Pets that live in aquariums can be convenient, because they are not loose in the owner's home to cause any damage. It is also easier to create a controlled environment for them inside of a glass tank, rather than adjusting the entire home to their unique needs. These factors can make skinks good pets for individuals with a limited amount of space.

Potential skink caretakers should be aware that their environmental needs can be quite substantial. As with any reptile, pet skinks are cold blooded and require ultra-violet (UV) heat lamps to regulate their body temperature. Running the lamps can be expensive, and bulbs usually need to be changed yearly, even if they have not yet burned out, and they will, of course, require use of the owner's electricity while they are on.

The price of pet skinks varies depending on breed and age. Prices start at around $10 US dollars (USD) and can go up to hundreds of dollars. Skinks generally have a long life span, and with proper care can live well over 15 years. A pet skink will usually stay healthy once it has adjusted to captivity so long as its environment is cleaned daily and disinfected on a regular basis. They require more maintenance than other lizards but are not subject to as many illnesses when properly cared for.

A skink’s eating habits should also be considered before purchase. As small pets, they don’t require much food, but some skinks need to be fed several times each day. They eat a varied diet, from insects to vegetables. Some owners have even been successful feeding their pet skinks cat food and other non-traditional foods. The cost of skink food may be low, but the time requirement to ensure that the skink is properly fed can be substantial.

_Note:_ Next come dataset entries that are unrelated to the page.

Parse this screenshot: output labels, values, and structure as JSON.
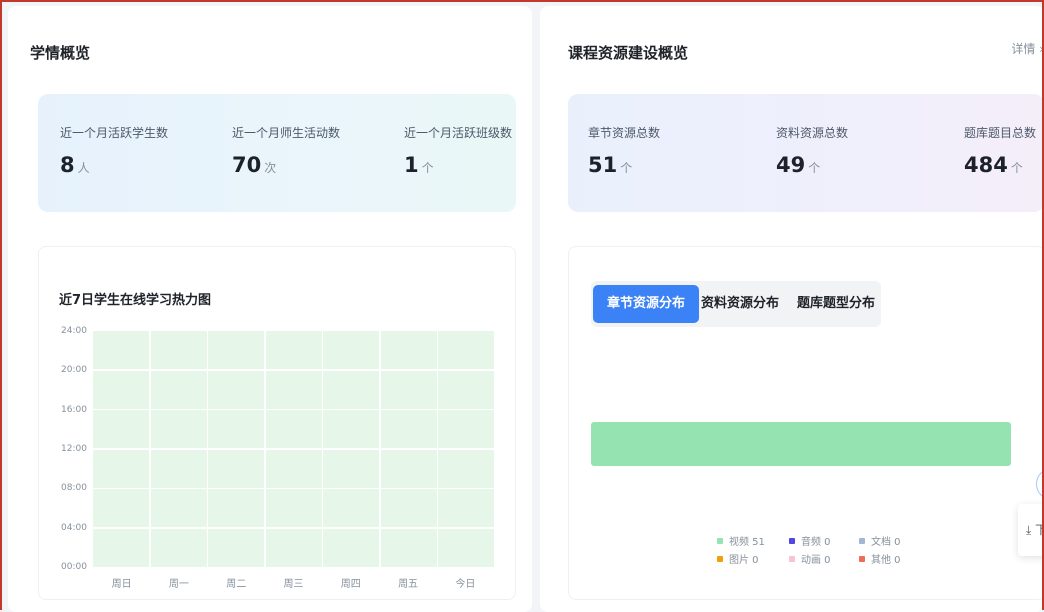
{
  "left": {
    "title": "学情概览",
    "stats": [
      {
        "label": "近一个月活跃学生数",
        "value": "8",
        "unit": "人"
      },
      {
        "label": "近一个月师生活动数",
        "value": "70",
        "unit": "次"
      },
      {
        "label": "近一个月活跃班级数",
        "value": "1",
        "unit": "个"
      }
    ],
    "heatmap": {
      "title": "近7日学生在线学习热力图",
      "y_ticks": [
        "24:00",
        "20:00",
        "16:00",
        "12:00",
        "08:00",
        "04:00",
        "00:00"
      ],
      "x_ticks": [
        "周日",
        "周一",
        "周二",
        "周三",
        "周四",
        "周五",
        "今日"
      ],
      "cell_color": "#e6f7e9"
    }
  },
  "right": {
    "title": "课程资源建设概览",
    "details_label": "详情 ›",
    "stats": [
      {
        "label": "章节资源总数",
        "value": "51",
        "unit": "个"
      },
      {
        "label": "资料资源总数",
        "value": "49",
        "unit": "个"
      },
      {
        "label": "题库题目总数",
        "value": "484",
        "unit": "个"
      }
    ],
    "tabs": [
      {
        "label": "章节资源分布",
        "active": true
      },
      {
        "label": "资料资源分布",
        "active": false
      },
      {
        "label": "题库题型分布",
        "active": false
      }
    ],
    "accent_color": "#3b82f6",
    "legend": [
      {
        "label": "视频 51",
        "color": "#94e3b0",
        "value": 51
      },
      {
        "label": "音频 0",
        "color": "#4f46e5",
        "value": 0
      },
      {
        "label": "文档 0",
        "color": "#a5b4d4",
        "value": 0
      },
      {
        "label": "图片 0",
        "color": "#f59e0b",
        "value": 0
      },
      {
        "label": "动画 0",
        "color": "#f9c4d2",
        "value": 0
      },
      {
        "label": "其他 0",
        "color": "#ef6b5b",
        "value": 0
      }
    ]
  },
  "side_tools": {
    "download_label": "⤓ 下"
  }
}
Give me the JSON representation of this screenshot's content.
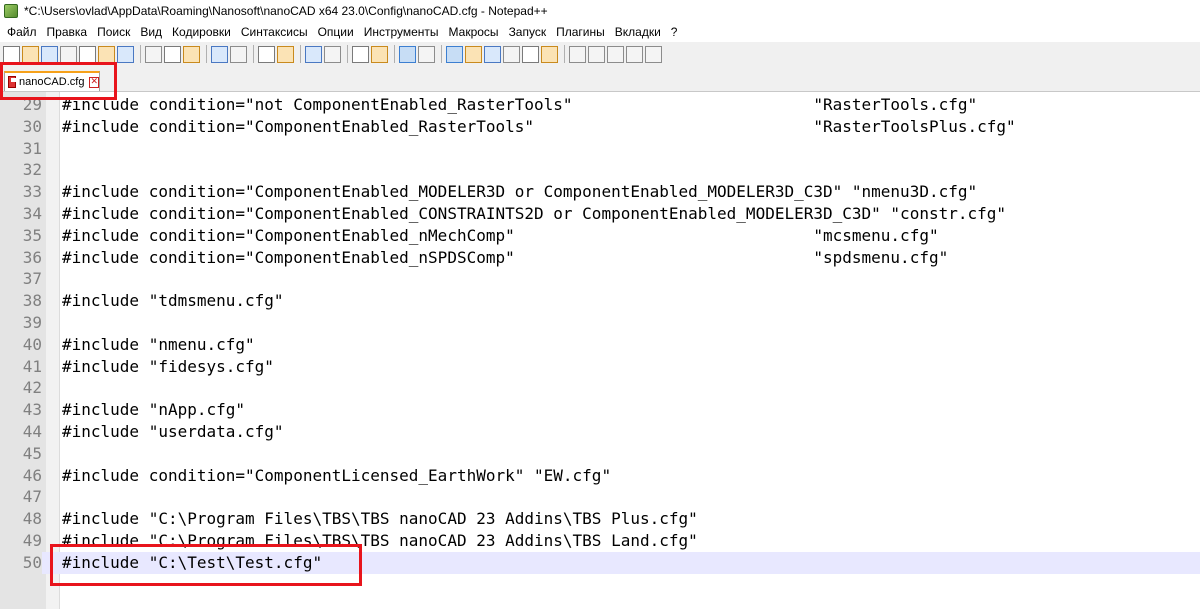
{
  "window": {
    "title": "*C:\\Users\\ovlad\\AppData\\Roaming\\Nanosoft\\nanoCAD x64 23.0\\Config\\nanoCAD.cfg - Notepad++"
  },
  "menu": [
    "Файл",
    "Правка",
    "Поиск",
    "Вид",
    "Кодировки",
    "Синтаксисы",
    "Опции",
    "Инструменты",
    "Макросы",
    "Запуск",
    "Плагины",
    "Вкладки",
    "?"
  ],
  "toolbar": {
    "icons": [
      "new-file-icon",
      "open-file-icon",
      "save-icon",
      "save-all-icon",
      "close-icon",
      "close-all-icon",
      "print-icon",
      "separator",
      "cut-icon",
      "copy-icon",
      "paste-icon",
      "separator",
      "undo-icon",
      "redo-icon",
      "separator",
      "find-icon",
      "replace-icon",
      "separator",
      "zoom-in-icon",
      "zoom-out-icon",
      "separator",
      "sync-vertical-icon",
      "sync-horizontal-icon",
      "separator",
      "word-wrap-icon",
      "show-all-chars-icon",
      "separator",
      "indent-guide-icon",
      "language-icon",
      "document-map-icon",
      "function-list-icon",
      "folder-workspace-icon",
      "monitoring-icon",
      "separator",
      "record-macro-icon",
      "stop-record-icon",
      "play-macro-icon",
      "run-macro-multiple-icon",
      "save-macro-icon"
    ]
  },
  "tab": {
    "label": "nanoCAD.cfg",
    "close_glyph": "✕"
  },
  "editor": {
    "current_line": 50,
    "lines": [
      {
        "n": "29",
        "text": "#include condition=\"not ComponentEnabled_RasterTools\"                         \"RasterTools.cfg\""
      },
      {
        "n": "30",
        "text": "#include condition=\"ComponentEnabled_RasterTools\"                             \"RasterToolsPlus.cfg\""
      },
      {
        "n": "31",
        "text": ""
      },
      {
        "n": "32",
        "text": ""
      },
      {
        "n": "33",
        "text": "#include condition=\"ComponentEnabled_MODELER3D or ComponentEnabled_MODELER3D_C3D\" \"nmenu3D.cfg\""
      },
      {
        "n": "34",
        "text": "#include condition=\"ComponentEnabled_CONSTRAINTS2D or ComponentEnabled_MODELER3D_C3D\" \"constr.cfg\""
      },
      {
        "n": "35",
        "text": "#include condition=\"ComponentEnabled_nMechComp\"                               \"mcsmenu.cfg\""
      },
      {
        "n": "36",
        "text": "#include condition=\"ComponentEnabled_nSPDSComp\"                               \"spdsmenu.cfg\""
      },
      {
        "n": "37",
        "text": ""
      },
      {
        "n": "38",
        "text": "#include \"tdmsmenu.cfg\""
      },
      {
        "n": "39",
        "text": ""
      },
      {
        "n": "40",
        "text": "#include \"nmenu.cfg\""
      },
      {
        "n": "41",
        "text": "#include \"fidesys.cfg\""
      },
      {
        "n": "42",
        "text": ""
      },
      {
        "n": "43",
        "text": "#include \"nApp.cfg\""
      },
      {
        "n": "44",
        "text": "#include \"userdata.cfg\""
      },
      {
        "n": "45",
        "text": ""
      },
      {
        "n": "46",
        "text": "#include condition=\"ComponentLicensed_EarthWork\" \"EW.cfg\""
      },
      {
        "n": "47",
        "text": ""
      },
      {
        "n": "48",
        "text": "#include \"C:\\Program Files\\TBS\\TBS nanoCAD 23 Addins\\TBS Plus.cfg\""
      },
      {
        "n": "49",
        "text": "#include \"C:\\Program Files\\TBS\\TBS nanoCAD 23 Addins\\TBS Land.cfg\""
      },
      {
        "n": "50",
        "text": "#include \"C:\\Test\\Test.cfg\""
      }
    ]
  },
  "annotations": {
    "color": "#e8141c"
  }
}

You might also Like

Discuss this Article

Post your comments
Forgot password?
    • Frog